- [Aim of the exercise]: Make an exact copy of the lines below.

- [Records for this task]:
════════════════════

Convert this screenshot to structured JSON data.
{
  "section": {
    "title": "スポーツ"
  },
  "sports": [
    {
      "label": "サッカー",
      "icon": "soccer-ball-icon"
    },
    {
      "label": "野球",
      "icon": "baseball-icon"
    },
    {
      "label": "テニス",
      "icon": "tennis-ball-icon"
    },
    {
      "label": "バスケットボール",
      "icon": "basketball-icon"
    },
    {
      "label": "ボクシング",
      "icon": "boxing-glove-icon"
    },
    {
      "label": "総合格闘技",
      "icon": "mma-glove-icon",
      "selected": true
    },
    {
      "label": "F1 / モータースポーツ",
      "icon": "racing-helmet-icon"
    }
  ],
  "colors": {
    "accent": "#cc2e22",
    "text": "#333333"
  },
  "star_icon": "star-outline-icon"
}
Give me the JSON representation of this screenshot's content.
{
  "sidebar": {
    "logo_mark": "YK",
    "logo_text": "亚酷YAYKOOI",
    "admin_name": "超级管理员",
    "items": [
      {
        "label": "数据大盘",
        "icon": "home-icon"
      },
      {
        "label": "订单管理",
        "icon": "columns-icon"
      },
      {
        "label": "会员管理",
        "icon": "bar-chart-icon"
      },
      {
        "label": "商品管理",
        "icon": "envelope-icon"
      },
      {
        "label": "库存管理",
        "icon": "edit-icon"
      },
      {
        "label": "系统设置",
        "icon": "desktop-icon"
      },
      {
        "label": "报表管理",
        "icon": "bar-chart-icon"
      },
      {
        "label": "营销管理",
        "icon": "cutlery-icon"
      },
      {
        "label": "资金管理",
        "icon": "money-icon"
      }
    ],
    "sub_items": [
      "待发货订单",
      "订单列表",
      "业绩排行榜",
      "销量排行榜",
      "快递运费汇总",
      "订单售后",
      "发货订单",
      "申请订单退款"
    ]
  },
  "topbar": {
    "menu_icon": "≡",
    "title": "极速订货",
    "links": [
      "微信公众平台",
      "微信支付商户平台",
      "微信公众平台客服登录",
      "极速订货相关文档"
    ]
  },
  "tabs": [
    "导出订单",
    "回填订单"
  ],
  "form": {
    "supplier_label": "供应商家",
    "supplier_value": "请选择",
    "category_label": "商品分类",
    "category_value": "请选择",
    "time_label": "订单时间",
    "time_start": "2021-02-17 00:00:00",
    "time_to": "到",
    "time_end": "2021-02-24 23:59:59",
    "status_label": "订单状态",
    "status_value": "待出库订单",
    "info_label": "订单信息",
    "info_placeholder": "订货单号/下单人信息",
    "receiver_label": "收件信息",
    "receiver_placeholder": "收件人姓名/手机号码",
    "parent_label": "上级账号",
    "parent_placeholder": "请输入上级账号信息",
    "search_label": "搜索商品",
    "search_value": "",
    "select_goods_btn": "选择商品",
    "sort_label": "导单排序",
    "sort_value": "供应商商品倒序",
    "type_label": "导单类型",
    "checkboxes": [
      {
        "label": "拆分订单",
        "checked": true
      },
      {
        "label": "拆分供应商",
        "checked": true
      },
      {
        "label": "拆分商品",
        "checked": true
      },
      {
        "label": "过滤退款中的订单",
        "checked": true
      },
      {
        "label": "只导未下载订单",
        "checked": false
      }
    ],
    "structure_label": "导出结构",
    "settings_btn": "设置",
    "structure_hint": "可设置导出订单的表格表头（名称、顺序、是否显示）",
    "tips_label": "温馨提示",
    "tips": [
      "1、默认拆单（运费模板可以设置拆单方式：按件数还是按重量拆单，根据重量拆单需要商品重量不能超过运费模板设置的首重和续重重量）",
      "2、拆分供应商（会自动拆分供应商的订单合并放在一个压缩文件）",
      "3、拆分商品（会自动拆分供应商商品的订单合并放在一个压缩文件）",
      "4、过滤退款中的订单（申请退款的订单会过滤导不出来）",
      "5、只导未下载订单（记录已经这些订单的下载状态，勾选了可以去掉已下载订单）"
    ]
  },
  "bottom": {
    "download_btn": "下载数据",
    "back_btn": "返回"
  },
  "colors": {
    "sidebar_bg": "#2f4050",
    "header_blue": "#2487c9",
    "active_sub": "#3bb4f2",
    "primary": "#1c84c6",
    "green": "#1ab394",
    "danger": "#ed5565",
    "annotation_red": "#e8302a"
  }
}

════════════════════

- [Reply to the exercise]:
Convert this screenshot to structured JSON data.
{
  "section": {
    "title": "スポーツ"
  },
  "sports": [
    {
      "label": "サッカー",
      "icon": "soccer-ball-icon"
    },
    {
      "label": "野球",
      "icon": "baseball-icon"
    },
    {
      "label": "テニス",
      "icon": "tennis-ball-icon"
    },
    {
      "label": "バスケットボール",
      "icon": "basketball-icon"
    },
    {
      "label": "ボクシング",
      "icon": "boxing-glove-icon"
    },
    {
      "label": "総合格闘技",
      "icon": "mma-glove-icon",
      "selected": true
    },
    {
      "label": "F1 / モータースポーツ",
      "icon": "racing-helmet-icon"
    }
  ],
  "colors": {
    "accent": "#cc2e22",
    "text": "#333333"
  },
  "star_icon": "star-outline-icon"
}
Give me the JSON representation of this screenshot's content.
{
  "sidebar": {
    "logo_mark": "YK",
    "logo_text": "亚酷YAYKOOI",
    "admin_name": "超级管理员",
    "items": [
      {
        "label": "数据大盘",
        "icon": "home-icon"
      },
      {
        "label": "订单管理",
        "icon": "columns-icon"
      },
      {
        "label": "会员管理",
        "icon": "bar-chart-icon"
      },
      {
        "label": "商品管理",
        "icon": "envelope-icon"
      },
      {
        "label": "库存管理",
        "icon": "edit-icon"
      },
      {
        "label": "系统设置",
        "icon": "desktop-icon"
      },
      {
        "label": "报表管理",
        "icon": "bar-chart-icon"
      },
      {
        "label": "营销管理",
        "icon": "cutlery-icon"
      },
      {
        "label": "资金管理",
        "icon": "money-icon"
      }
    ],
    "sub_items": [
      "待发货订单",
      "订单列表",
      "业绩排行榜",
      "销量排行榜",
      "快递运费汇总",
      "订单售后",
      "发货订单",
      "申请订单退款"
    ]
  },
  "topbar": {
    "menu_icon": "≡",
    "title": "极速订货",
    "links": [
      "微信公众平台",
      "微信支付商户平台",
      "微信公众平台客服登录",
      "极速订货相关文档"
    ]
  },
  "tabs": [
    "导出订单",
    "回填订单"
  ],
  "form": {
    "supplier_label": "供应商家",
    "supplier_value": "请选择",
    "category_label": "商品分类",
    "category_value": "请选择",
    "time_label": "订单时间",
    "time_start": "2021-02-17 00:00:00",
    "time_to": "到",
    "time_end": "2021-02-24 23:59:59",
    "status_label": "订单状态",
    "status_value": "待出库订单",
    "info_label": "订单信息",
    "info_placeholder": "订货单号/下单人信息",
    "receiver_label": "收件信息",
    "receiver_placeholder": "收件人姓名/手机号码",
    "parent_label": "上级账号",
    "parent_placeholder": "请输入上级账号信息",
    "search_label": "搜索商品",
    "search_value": "",
    "select_goods_btn": "选择商品",
    "sort_label": "导单排序",
    "sort_value": "供应商商品倒序",
    "type_label": "导单类型",
    "checkboxes": [
      {
        "label": "拆分订单",
        "checked": true
      },
      {
        "label": "拆分供应商",
        "checked": true
      },
      {
        "label": "拆分商品",
        "checked": true
      },
      {
        "label": "过滤退款中的订单",
        "checked": true
      },
      {
        "label": "只导未下载订单",
        "checked": false
      }
    ],
    "structure_label": "导出结构",
    "settings_btn": "设置",
    "structure_hint": "可设置导出订单的表格表头（名称、顺序、是否显示）",
    "tips_label": "温馨提示",
    "tips": [
      "1、默认拆单（运费模板可以设置拆单方式：按件数还是按重量拆单，根据重量拆单需要商品重量不能超过运费模板设置的首重和续重重量）",
      "2、拆分供应商（会自动拆分供应商的订单合并放在一个压缩文件）",
      "3、拆分商品（会自动拆分供应商商品的订单合并放在一个压缩文件）",
      "4、过滤退款中的订单（申请退款的订单会过滤导不出来）",
      "5、只导未下载订单（记录已经这些订单的下载状态，勾选了可以去掉已下载订单）"
    ]
  },
  "bottom": {
    "download_btn": "下载数据",
    "back_btn": "返回"
  },
  "colors": {
    "sidebar_bg": "#2f4050",
    "header_blue": "#2487c9",
    "active_sub": "#3bb4f2",
    "primary": "#1c84c6",
    "green": "#1ab394",
    "danger": "#ed5565",
    "annotation_red": "#e8302a"
  }
}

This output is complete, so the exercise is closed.